The goal of this workshop is to discuss the state-of-the-art and future perspectives of laser-driven neutron sources, in the context of providing alternative ways to produce neutrons. Find out more >>
NMSUM 2023, 19 – 21 Apr, Warwick (UK)
The UK Neutron & Muon Science and User Meeting, jointly organised by the IoP/RSC Neutron Scattering Group, ISIS and ILL, is a chance for UK users of neutrons and muons to hear about the latest science using these techniques, together with facility updates and other news of interest to the community. Find out more >>
CETS 2023, 23 – 28 Apr, Budapest (Hungary)
The Central European Training School on Neutron Techniques is aimed at master and PhD students, and early-career researchers with little or no experience in neutron techniques but who are interested in using them in their research projects. Following introductory lectures, participants will have the opportunity for practical experience under the tuition of instrument scientists. Find out more >>
MLZ Conference 2023: Neutrons for Biomaterials, 22 – 25 May, Munich (Germany)
This event is a forum for experts from universities and industry to illustrate the potential of neutron and other scattering methods in the characterisation and development of new biomaterials. Find out more >>
HighNESS International School on Thermal Neutron Scattering Generation, 22 – 26 May, Lund (Sweden)
This training will provide graduate students and early career researchers with tools to model the interaction of low energy neutrons with matter, with applications to neutron thermalisation, nuclear data, neutron moderators, neutron reflectors and neutron scattering instruments.
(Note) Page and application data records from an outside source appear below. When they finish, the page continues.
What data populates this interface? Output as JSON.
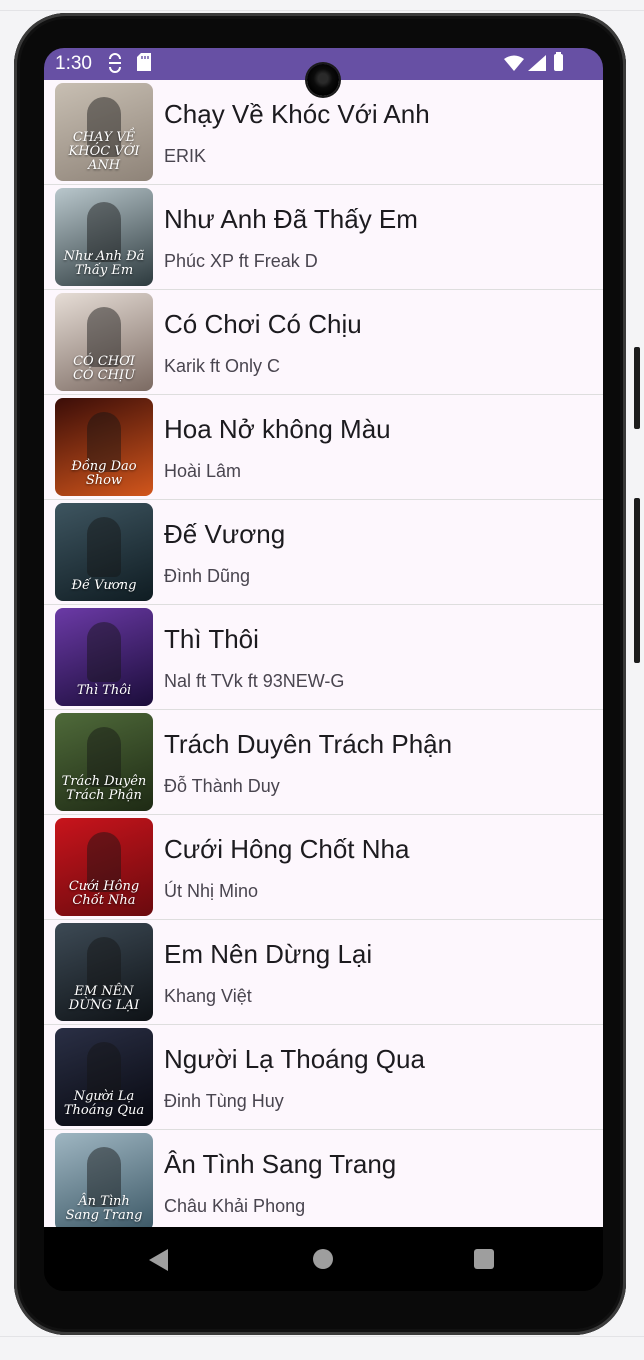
{
  "status_bar": {
    "time": "1:30",
    "icons": [
      "sync-icon",
      "sd-card-icon",
      "wifi-icon",
      "cell-signal-icon",
      "battery-icon"
    ]
  },
  "songs": [
    {
      "title": "Chạy Về Khóc Với Anh",
      "artist": "ERIK",
      "art_text": "CHẠY VỀ KHÓC VỚI ANH",
      "colors": [
        "#c8bfb3",
        "#8e8378"
      ]
    },
    {
      "title": "Như Anh Đã Thấy Em",
      "artist": "Phúc XP ft Freak D",
      "art_text": "Như Anh Đã Thấy Em",
      "colors": [
        "#b9c7cc",
        "#2d3a3e"
      ]
    },
    {
      "title": "Có Chơi Có Chịu",
      "artist": "Karik ft Only C",
      "art_text": "CÓ CHƠI CÓ CHỊU",
      "colors": [
        "#e6ddd6",
        "#7b6a62"
      ]
    },
    {
      "title": "Hoa Nở không Màu",
      "artist": "Hoài Lâm",
      "art_text": "Đồng Dao Show",
      "colors": [
        "#3b0d08",
        "#d2561c"
      ]
    },
    {
      "title": "Đế Vương",
      "artist": "Đình Dũng",
      "art_text": "Đế Vương",
      "colors": [
        "#3e5560",
        "#0f1c22"
      ]
    },
    {
      "title": "Thì Thôi",
      "artist": "Nal ft TVk ft 93NEW-G",
      "art_text": "Thì Thôi",
      "colors": [
        "#6b3aa6",
        "#1b0d3a"
      ]
    },
    {
      "title": "Trách Duyên Trách Phận",
      "artist": "Đỗ Thành Duy",
      "art_text": "Trách Duyên Trách Phận",
      "colors": [
        "#4f6a3a",
        "#1e2a14"
      ]
    },
    {
      "title": "Cưới Hông Chốt Nha",
      "artist": "Út Nhị Mino",
      "art_text": "Cưới Hông Chốt Nha",
      "colors": [
        "#c8141c",
        "#6a0a0e"
      ]
    },
    {
      "title": "Em Nên Dừng Lại",
      "artist": "Khang Việt",
      "art_text": "EM NÊN DỪNG LẠI",
      "colors": [
        "#3d4a55",
        "#0e1216"
      ]
    },
    {
      "title": "Người Lạ Thoáng Qua",
      "artist": "Đinh Tùng Huy",
      "art_text": "Người Lạ Thoáng Qua",
      "colors": [
        "#2a2f45",
        "#07080f"
      ]
    },
    {
      "title": "Ân Tình Sang Trang",
      "artist": "Châu Khải Phong",
      "art_text": "Ân Tình Sang Trang",
      "colors": [
        "#9fb6c2",
        "#3c5866"
      ]
    }
  ],
  "nav_bar": {
    "icons": [
      "back-icon",
      "home-icon",
      "recents-icon"
    ]
  }
}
Find out more >>
Neutron Scattering for a Sustainable Society, 25 – 30 June, California (USA)
This Gordon Research Conference will showcase the role of neutron scattering in improving wellbeing and progressing society, specifically in helping tackle some of our current societal challenges. It aims to bring together world-leading scientists, neutron scattering experts and young researchers to discuss the needs of the scientific community, as well as how and what advances in source and instrumentation, operational approaches and complementary infrastructure, would be best in these challenging endeavours. Find out more >>
Meet the People
Pavel Strunz - Head of Neutron Physics Department at NPI
Pavel Strunz commenced his professional career in neutron physics in 1989 as a PhD student in Nuclear Physics Institute of the Czech Academy of Sciences. He carried out experiments predominantly at LVR-15 research reactor in Řež, but also at Salaspils near Riga (Latvia) reactor and at BRR reactor of Budapest Neutron Centre, Hungary. He then became a postdoc, and in 1988 he started at Hahn-Meitner Institute (presently Helmholz Zentrum Berlin), Germany, at BER-II reactor where he focused on Small-Angle Neutron Scattering investigation of high temperature materials. In connection with this research topic, he developed software for evaluation of anisotropic SANS data.
In the period 2002-2004, Pavel Strunz continued with materials research topics, particularly Ni-base superalloys and Co-Re alloys, as the instrument scientist of SANS-II device of SINQ neutron scattering center, Paul-Scherrer Institut Villigen, Switzerland. Starting from 2004, he employed neutron diffraction as the instrument scientist of MAUD diffractometer of Neutron Physics Laboratory (NPL) in NPI Řež, Czech Republic. Pavel Strunz also carried out a number of user experiments at MLZ Garching. In parallel, he coordinated the open access of the user to NPL within NMI3 consortium project.
Since then, he has been actively involved in European collaborations in neutron physics. In 2012, Pavel Strunz became the head of Neutron Physics Department of NPI Řež. His scientific focus is investigation of metals and composites (e.g. Co-Re alloys, Ti alloys, W alloys, Cu-Al composites, metals after severe plastic deformation) by using neutron diffraction.